*** Begin section ***
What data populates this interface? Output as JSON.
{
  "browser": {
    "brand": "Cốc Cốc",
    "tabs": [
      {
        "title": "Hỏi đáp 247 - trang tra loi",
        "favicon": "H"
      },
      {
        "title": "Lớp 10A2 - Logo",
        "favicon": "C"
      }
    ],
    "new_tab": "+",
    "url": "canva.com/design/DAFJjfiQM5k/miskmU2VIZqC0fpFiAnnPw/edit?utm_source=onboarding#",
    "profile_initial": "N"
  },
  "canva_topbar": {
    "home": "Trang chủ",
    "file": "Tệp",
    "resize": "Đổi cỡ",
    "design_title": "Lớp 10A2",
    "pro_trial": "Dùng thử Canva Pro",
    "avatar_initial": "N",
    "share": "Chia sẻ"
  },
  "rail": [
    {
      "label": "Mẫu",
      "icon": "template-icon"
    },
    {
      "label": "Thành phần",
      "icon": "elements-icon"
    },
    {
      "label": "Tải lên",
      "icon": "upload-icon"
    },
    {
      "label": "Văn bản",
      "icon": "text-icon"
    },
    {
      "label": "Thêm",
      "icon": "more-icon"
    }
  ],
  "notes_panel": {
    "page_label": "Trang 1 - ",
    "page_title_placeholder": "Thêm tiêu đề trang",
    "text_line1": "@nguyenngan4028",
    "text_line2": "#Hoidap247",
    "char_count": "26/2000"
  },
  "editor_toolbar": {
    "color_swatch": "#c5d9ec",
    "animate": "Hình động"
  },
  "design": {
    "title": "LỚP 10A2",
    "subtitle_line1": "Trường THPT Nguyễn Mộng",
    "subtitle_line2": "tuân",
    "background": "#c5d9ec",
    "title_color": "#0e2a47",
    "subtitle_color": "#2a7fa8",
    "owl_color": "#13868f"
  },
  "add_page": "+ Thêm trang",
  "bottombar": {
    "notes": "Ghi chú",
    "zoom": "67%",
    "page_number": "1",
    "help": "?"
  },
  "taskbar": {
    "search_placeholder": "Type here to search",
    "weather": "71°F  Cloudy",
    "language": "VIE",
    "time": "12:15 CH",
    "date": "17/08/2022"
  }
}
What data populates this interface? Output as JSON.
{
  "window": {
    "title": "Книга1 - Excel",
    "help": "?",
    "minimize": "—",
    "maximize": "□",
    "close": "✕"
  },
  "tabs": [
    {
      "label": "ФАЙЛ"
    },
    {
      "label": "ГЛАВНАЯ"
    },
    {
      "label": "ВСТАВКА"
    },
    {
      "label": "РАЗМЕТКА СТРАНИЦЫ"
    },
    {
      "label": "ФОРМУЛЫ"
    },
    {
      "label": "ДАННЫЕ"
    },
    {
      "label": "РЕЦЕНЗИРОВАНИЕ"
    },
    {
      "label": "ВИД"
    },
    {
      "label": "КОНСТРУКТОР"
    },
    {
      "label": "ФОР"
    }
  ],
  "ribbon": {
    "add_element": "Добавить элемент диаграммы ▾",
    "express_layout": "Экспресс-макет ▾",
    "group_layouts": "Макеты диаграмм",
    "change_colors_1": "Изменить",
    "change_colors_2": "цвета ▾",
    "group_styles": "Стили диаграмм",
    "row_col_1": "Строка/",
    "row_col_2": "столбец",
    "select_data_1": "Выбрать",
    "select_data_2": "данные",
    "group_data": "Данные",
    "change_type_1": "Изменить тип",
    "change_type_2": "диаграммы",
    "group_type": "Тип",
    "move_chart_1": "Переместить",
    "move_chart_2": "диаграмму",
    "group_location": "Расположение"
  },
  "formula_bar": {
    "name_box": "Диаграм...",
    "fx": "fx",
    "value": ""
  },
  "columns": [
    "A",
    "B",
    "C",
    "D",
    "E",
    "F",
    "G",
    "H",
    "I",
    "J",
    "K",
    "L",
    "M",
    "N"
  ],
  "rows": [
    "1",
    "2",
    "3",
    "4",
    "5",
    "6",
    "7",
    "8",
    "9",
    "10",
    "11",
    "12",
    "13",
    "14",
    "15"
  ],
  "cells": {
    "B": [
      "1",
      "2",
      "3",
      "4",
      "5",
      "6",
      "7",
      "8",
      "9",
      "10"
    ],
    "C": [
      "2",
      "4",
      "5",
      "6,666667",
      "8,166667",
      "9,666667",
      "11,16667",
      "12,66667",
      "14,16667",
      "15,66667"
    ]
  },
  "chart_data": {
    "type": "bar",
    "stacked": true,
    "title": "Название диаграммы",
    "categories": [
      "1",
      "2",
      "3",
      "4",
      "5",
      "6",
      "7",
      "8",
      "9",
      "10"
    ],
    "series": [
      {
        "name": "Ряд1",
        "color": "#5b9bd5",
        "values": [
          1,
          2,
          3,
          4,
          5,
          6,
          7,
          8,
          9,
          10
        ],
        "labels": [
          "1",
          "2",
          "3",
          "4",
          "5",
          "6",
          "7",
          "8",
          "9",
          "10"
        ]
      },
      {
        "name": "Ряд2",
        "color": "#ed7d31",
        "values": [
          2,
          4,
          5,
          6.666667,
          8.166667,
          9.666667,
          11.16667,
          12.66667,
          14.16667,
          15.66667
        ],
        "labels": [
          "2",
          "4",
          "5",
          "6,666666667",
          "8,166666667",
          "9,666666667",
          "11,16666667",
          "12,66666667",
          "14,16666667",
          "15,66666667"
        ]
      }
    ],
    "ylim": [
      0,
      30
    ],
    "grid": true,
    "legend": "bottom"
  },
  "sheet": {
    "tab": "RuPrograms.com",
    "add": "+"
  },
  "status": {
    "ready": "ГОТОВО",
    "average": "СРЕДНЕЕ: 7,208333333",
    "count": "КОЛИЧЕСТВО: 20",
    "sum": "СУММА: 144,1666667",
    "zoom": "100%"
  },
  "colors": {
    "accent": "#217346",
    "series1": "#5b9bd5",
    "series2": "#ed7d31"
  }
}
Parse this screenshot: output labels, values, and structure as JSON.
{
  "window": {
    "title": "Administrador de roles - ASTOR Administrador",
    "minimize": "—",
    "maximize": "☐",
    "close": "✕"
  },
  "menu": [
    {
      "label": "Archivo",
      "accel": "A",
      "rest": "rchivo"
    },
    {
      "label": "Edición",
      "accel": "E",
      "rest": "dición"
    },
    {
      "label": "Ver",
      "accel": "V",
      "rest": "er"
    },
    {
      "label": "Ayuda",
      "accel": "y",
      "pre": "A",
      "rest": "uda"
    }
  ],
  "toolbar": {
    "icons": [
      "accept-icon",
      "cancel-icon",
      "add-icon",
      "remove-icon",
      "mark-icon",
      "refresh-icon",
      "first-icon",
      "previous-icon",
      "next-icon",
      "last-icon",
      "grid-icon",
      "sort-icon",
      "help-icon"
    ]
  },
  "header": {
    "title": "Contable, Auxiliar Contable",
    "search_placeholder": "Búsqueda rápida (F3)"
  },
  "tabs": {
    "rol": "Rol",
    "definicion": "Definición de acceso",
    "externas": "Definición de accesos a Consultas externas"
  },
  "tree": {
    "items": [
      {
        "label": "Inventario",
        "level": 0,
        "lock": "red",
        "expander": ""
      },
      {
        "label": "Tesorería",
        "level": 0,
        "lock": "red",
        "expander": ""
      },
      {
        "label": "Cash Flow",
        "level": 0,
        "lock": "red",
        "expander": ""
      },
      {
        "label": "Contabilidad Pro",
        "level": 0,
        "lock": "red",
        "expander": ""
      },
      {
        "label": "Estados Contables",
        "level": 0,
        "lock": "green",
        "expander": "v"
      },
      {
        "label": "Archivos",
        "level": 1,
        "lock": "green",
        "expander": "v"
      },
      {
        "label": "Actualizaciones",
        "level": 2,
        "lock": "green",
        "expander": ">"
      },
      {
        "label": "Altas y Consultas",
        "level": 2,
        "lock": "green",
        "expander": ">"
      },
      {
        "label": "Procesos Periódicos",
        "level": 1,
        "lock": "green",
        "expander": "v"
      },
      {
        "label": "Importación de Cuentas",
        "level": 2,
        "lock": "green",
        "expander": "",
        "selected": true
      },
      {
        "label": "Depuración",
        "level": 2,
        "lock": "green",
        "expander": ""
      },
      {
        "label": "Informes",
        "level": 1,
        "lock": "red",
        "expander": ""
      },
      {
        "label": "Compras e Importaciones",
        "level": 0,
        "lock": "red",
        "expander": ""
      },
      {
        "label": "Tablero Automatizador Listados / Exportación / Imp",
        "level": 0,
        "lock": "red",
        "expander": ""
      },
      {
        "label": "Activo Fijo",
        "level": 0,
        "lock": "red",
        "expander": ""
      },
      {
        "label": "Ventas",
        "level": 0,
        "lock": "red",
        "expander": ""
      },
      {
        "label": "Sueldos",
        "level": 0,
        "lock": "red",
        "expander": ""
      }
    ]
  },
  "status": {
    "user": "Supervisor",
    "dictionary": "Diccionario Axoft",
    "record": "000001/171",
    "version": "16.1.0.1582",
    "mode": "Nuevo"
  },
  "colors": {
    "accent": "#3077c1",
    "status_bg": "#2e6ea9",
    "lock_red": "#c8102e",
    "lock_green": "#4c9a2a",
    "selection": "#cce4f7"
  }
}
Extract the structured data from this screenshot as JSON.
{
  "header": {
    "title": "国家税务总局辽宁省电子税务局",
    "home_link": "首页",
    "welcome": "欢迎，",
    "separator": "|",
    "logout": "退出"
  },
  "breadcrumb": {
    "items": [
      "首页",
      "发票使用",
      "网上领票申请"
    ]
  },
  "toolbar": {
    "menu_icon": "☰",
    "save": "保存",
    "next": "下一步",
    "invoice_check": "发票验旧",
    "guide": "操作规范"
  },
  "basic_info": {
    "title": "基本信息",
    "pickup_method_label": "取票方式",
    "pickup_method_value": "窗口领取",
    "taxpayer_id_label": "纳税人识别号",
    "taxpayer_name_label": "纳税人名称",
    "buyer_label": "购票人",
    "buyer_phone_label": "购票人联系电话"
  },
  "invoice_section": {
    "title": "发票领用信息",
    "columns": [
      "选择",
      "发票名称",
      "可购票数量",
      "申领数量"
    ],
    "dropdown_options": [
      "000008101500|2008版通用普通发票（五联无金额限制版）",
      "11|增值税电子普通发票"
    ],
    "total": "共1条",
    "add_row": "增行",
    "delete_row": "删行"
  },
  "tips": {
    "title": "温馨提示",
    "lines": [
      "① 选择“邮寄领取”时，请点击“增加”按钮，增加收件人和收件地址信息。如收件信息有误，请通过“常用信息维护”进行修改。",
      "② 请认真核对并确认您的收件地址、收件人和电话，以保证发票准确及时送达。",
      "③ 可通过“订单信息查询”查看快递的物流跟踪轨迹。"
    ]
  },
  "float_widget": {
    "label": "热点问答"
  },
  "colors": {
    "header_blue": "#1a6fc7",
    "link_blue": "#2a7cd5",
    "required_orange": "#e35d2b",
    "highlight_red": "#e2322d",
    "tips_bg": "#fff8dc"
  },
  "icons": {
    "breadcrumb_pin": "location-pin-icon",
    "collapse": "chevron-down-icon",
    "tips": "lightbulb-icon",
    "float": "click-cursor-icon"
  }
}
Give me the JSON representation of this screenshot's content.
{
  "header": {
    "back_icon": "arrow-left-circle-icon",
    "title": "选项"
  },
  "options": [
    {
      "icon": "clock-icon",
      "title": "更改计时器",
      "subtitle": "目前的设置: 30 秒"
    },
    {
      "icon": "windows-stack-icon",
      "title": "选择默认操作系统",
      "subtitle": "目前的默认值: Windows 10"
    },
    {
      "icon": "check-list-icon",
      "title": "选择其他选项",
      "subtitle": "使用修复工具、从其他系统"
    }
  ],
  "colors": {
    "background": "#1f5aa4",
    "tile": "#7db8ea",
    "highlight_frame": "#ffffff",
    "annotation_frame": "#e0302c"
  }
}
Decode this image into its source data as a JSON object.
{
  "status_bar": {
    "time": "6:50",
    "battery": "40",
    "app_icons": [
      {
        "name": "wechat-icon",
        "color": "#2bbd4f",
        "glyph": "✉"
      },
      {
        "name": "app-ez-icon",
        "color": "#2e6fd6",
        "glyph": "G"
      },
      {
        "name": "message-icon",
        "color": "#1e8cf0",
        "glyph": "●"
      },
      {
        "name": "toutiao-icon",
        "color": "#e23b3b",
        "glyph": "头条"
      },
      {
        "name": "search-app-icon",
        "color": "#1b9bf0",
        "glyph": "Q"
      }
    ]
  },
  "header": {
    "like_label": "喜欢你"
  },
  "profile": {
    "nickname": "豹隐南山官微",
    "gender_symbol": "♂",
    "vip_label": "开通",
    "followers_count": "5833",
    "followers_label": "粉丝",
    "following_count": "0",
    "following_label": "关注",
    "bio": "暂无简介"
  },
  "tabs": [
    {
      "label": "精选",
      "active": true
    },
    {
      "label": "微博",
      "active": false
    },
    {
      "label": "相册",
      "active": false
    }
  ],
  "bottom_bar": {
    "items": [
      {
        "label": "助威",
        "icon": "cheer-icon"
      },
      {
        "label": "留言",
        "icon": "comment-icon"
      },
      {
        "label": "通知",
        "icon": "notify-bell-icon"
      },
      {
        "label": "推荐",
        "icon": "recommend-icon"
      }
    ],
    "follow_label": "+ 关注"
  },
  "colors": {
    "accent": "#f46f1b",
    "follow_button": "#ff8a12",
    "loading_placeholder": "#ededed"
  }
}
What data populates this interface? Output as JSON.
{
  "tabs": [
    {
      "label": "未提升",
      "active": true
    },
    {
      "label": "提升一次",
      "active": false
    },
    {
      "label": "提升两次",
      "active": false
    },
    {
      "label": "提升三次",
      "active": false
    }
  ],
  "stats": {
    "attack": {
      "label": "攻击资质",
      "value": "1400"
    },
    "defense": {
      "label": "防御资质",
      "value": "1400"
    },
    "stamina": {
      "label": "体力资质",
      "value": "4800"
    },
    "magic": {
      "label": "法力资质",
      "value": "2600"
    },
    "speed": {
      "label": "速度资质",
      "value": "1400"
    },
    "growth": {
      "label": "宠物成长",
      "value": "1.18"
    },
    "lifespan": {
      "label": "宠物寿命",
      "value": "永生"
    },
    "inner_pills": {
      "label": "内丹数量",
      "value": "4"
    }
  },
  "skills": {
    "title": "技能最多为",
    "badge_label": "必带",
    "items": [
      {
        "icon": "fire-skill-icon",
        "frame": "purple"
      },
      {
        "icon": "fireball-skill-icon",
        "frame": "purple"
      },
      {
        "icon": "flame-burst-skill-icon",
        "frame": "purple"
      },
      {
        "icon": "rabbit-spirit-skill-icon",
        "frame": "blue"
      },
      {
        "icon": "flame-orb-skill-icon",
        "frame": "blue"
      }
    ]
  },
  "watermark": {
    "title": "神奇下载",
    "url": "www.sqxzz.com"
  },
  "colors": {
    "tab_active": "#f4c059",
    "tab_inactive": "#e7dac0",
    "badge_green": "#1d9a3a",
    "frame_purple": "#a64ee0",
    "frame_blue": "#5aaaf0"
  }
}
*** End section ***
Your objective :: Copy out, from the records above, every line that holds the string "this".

Task result ::
What data populates this interface? Output as JSON.
What data populates this interface? Output as JSON.
Parse this screenshot: output labels, values, and structure as JSON.
Extract the structured data from this screenshot as JSON.
Give me the JSON representation of this screenshot's content.
Decode this image into its source data as a JSON object.
What data populates this interface? Output as JSON.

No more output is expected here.